What if someone or something screws up the “cloud,”  the Supernova, and all the technology that operates by Moore’s Law? Wow!!!!! I have no idea. No access to medical records. No  instructions to the power grids. No student  records in  our schools unless we are fortunate enough to have paper trails.  No personnel records. No digital this, no that . What happens when nothing is available if the “cloud” that is the magical storehouse of all the magic of our smart phones, etc. becomes dark?

Will the human brain find its “cloud”?  

The Gift of Another “Decoration” Day

When I was young and celebrating Decoration Day, I never realized the gift I had been given. School had just ended, but our high school band would still play on Decoration Day. We would march to the cemetery from the high school to participate in the Day’s activities. It was hot, and we complained a lot. But when we entered the cemetery we knew reverence was expected of us. We knew the flags represented special people from our community who had ” gone to war.” It never occurred to me that one day I would proudly wear the uniform of the United States Navy. I left my first teaching job in 1942 in Aberdeen, South Dakota, to “go to war.

I would not experience the horrors of the battle fields, the solemnness of burying a comrade at sea, the horrible sight of a kamikaze pilot diving on my ship, or the unknown future from one day to the next. I never experienced being aboard a ship when all I knew was that I was somewhere in the Pacific Ocean.
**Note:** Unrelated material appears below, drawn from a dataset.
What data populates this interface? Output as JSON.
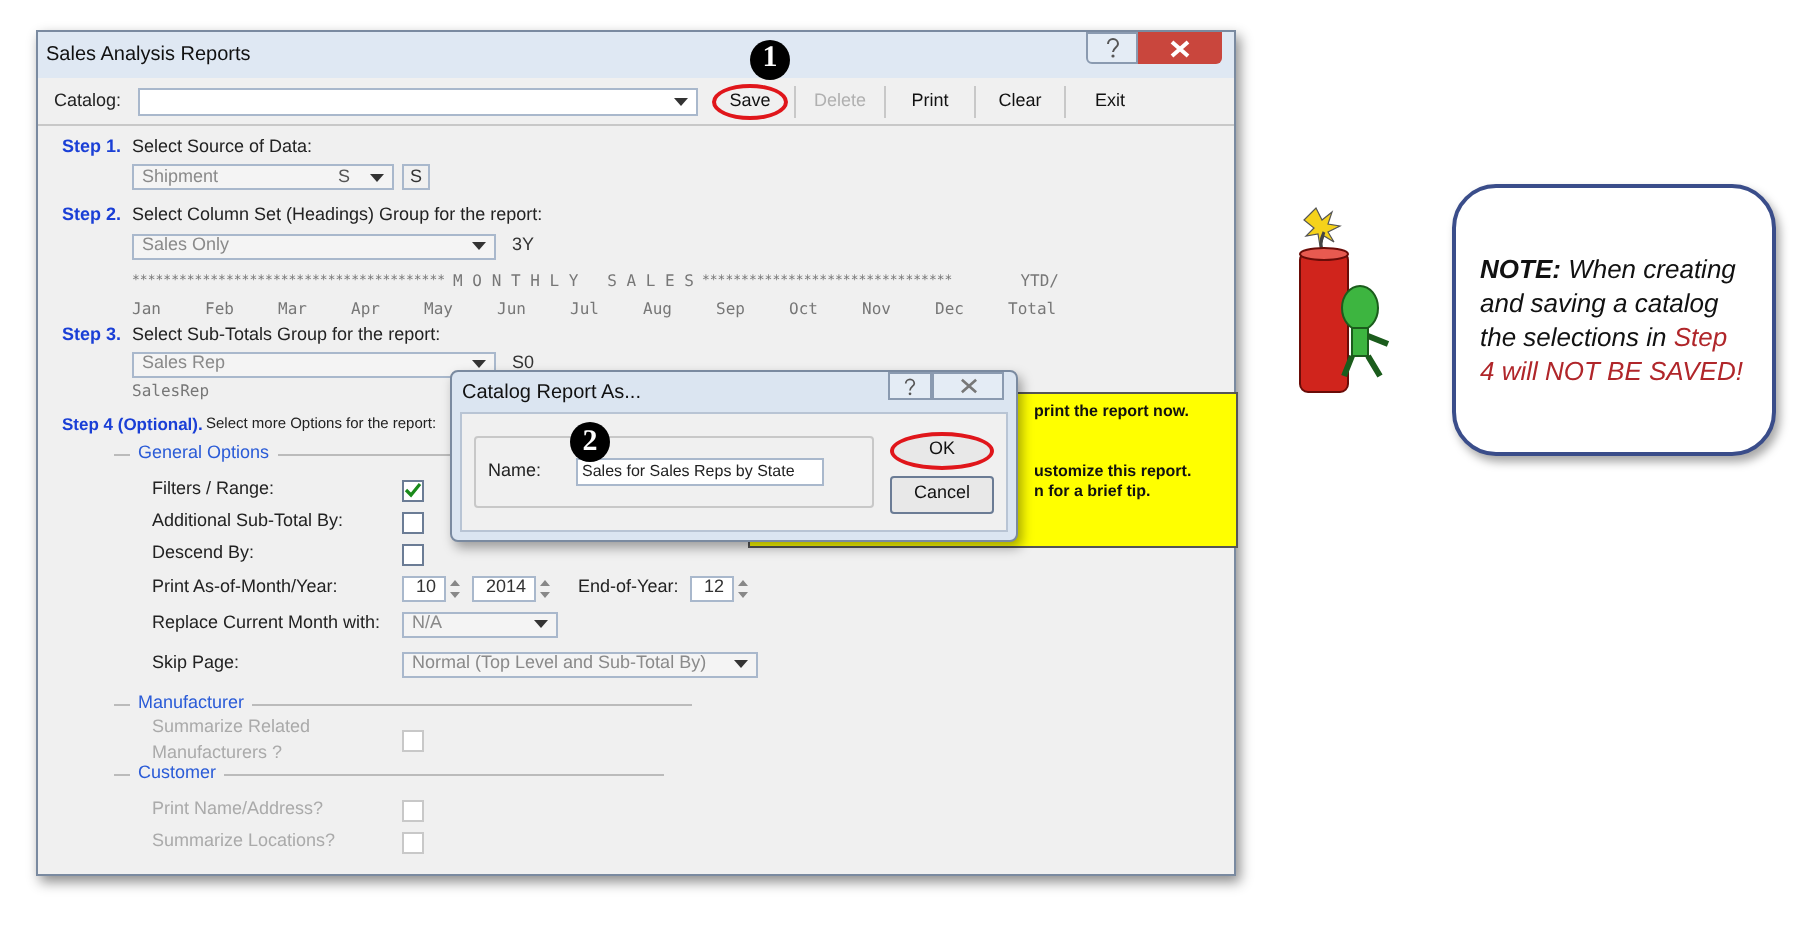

Women were not allowed to “go over seas.” Only nurses wee allowed to do that. The women with whom I served would have been willing to do so; it was a topic of conversation often with us. So we served where we could. We certainly were on the front lines of information about War. We heard first hand what was happening to our shipmates. We would hear about the Pacific Island battles. Yes, we heard about the terrible casualties and always the successes.

I watched the ceremony today at Arlington National Cemetery. The laying of the wreath at the tomb of the Unknown, the prayers, the music, taps, and the remarks of the President and others. It was indeed a Memorial Day celebration. It truly was about all who have died protecting our precious freedoms, but it was more. It was about every single one, a person with a name, a home town, a mother and father, siblings, dreams, and courage beyond most of us. It was about the loved one, the athlete, the sparkling eyes, the letters home, and the knock on the door telling those who remained at home that their loved one wasn’t coming home. Every single one had the same flag next to their individuality on their grave marker–private or general, seaman or admiral, young and mature, and now women or men. Each heard again the Star Spangled Banner, America the Beautiful, the President, their military bosses, the prayers for peace, pand finally,Taps.